DATA
"""

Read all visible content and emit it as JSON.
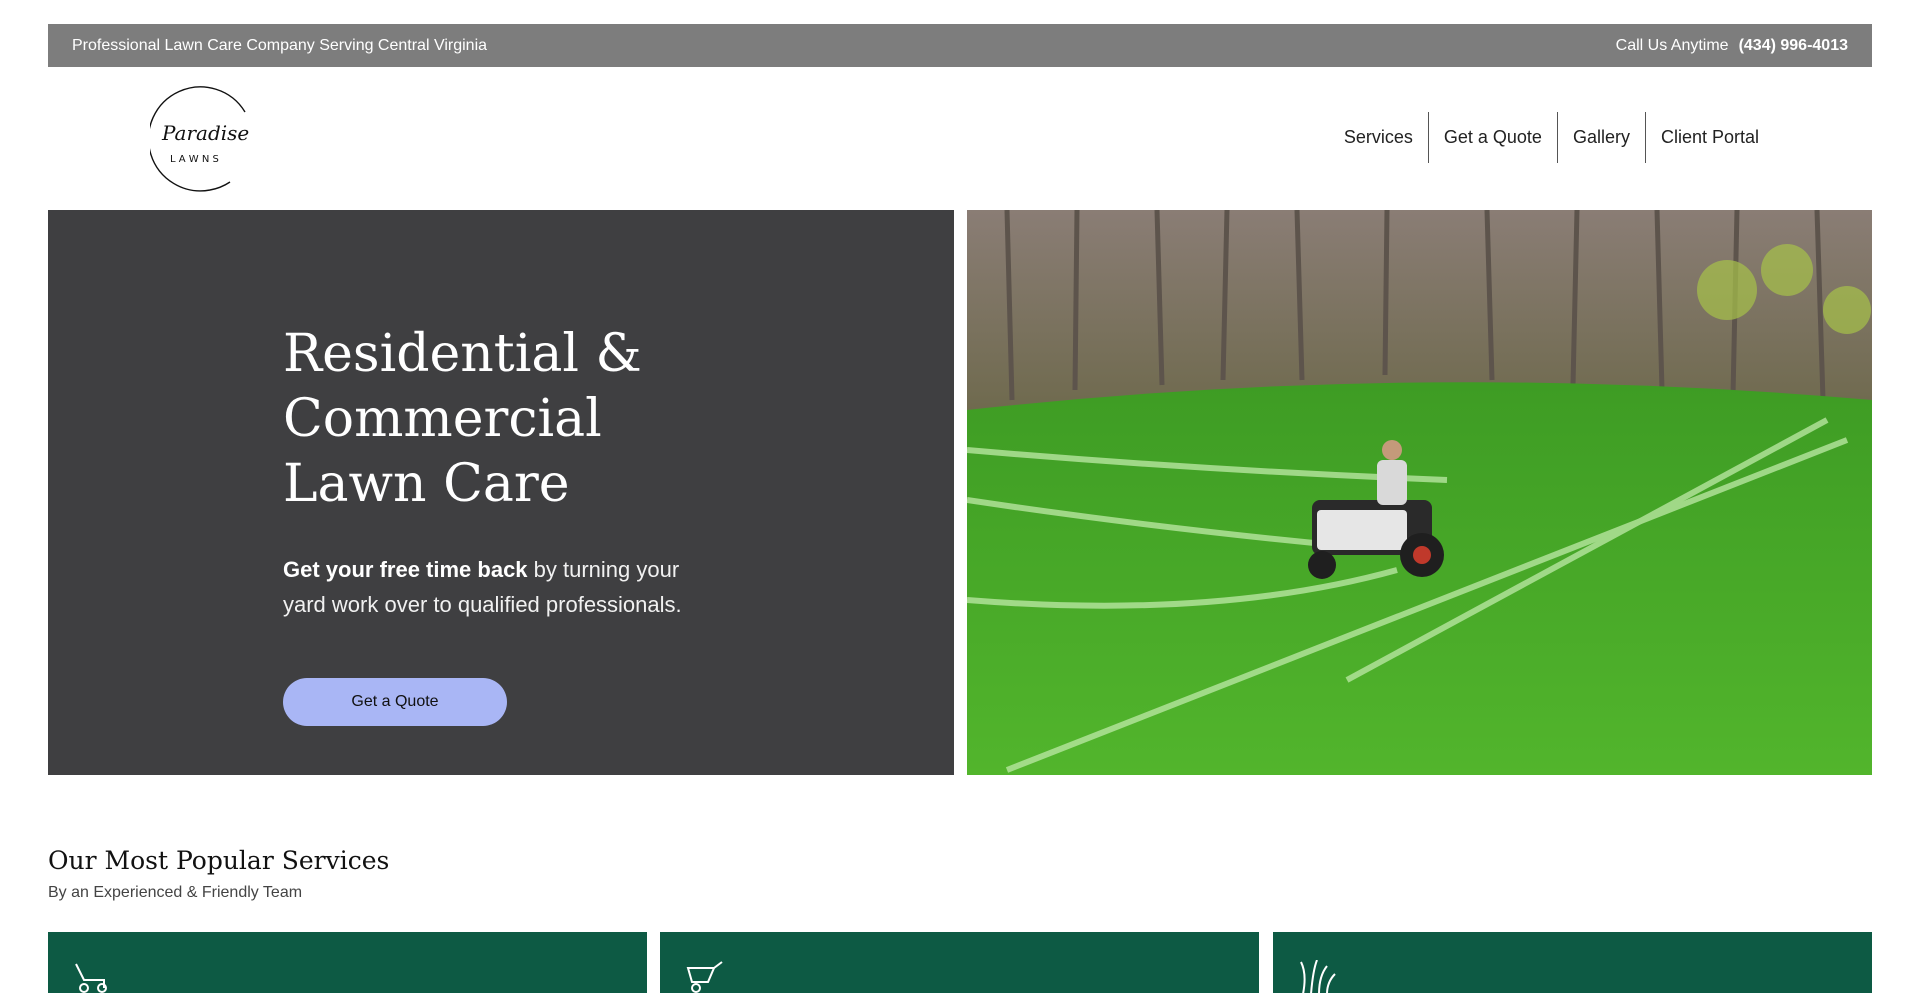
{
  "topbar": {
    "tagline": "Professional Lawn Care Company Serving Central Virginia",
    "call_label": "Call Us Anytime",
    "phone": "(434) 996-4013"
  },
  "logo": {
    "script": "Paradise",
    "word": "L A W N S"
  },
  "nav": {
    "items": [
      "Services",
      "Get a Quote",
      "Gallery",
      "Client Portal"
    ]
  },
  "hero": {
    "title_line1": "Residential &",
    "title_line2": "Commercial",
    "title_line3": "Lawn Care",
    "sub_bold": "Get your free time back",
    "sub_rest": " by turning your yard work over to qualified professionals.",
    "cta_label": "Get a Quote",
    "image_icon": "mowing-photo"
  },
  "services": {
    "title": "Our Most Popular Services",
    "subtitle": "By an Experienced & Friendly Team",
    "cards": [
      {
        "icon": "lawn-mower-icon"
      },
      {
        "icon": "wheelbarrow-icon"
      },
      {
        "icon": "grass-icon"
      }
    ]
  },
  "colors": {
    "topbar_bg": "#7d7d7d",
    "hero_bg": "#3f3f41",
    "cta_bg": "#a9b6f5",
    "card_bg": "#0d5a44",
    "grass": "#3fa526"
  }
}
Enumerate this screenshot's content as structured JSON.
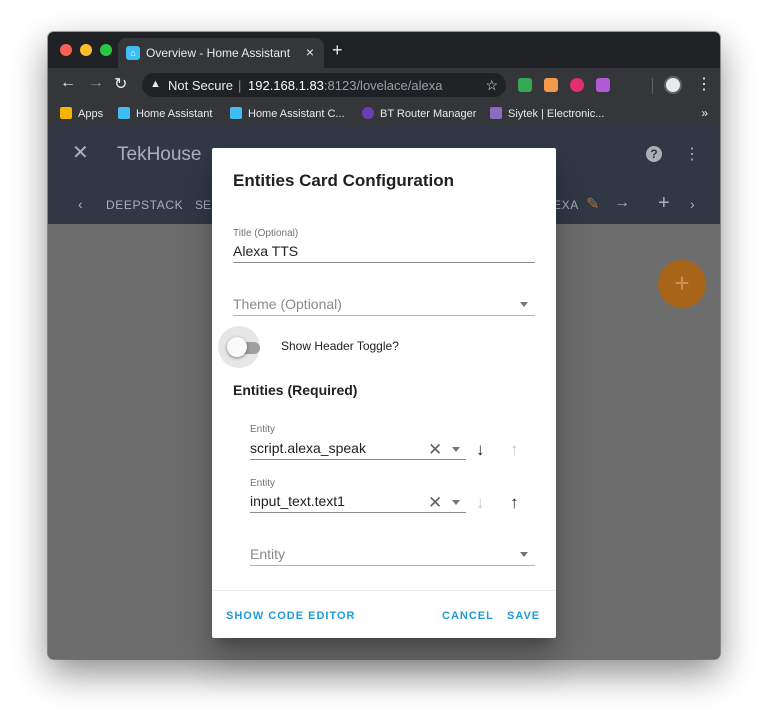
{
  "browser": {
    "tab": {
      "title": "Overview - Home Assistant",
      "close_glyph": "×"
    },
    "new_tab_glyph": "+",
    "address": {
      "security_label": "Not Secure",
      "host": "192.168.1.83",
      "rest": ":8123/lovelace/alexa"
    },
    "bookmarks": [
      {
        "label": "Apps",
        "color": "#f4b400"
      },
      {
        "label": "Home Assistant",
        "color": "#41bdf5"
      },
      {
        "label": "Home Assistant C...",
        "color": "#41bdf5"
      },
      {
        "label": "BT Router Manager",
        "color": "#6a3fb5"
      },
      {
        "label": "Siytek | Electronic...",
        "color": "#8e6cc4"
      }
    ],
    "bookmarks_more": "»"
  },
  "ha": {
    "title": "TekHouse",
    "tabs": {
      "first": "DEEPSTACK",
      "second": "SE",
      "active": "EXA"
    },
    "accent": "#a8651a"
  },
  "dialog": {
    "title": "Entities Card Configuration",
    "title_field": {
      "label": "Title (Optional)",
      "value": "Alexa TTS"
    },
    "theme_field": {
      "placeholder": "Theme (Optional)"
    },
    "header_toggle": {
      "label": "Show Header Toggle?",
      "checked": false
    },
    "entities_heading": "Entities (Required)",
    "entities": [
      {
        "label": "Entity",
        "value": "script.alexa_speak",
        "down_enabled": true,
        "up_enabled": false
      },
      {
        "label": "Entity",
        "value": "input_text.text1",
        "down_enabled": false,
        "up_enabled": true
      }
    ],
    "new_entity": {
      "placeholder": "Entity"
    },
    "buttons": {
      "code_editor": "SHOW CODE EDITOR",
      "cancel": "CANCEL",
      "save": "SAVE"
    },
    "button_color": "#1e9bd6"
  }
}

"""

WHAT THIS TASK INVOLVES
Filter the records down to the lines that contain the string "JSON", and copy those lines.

ANSWER TO THIS TASK
Read all visible content and emit it as JSON.
Enumerate this screenshot's content as structured JSON.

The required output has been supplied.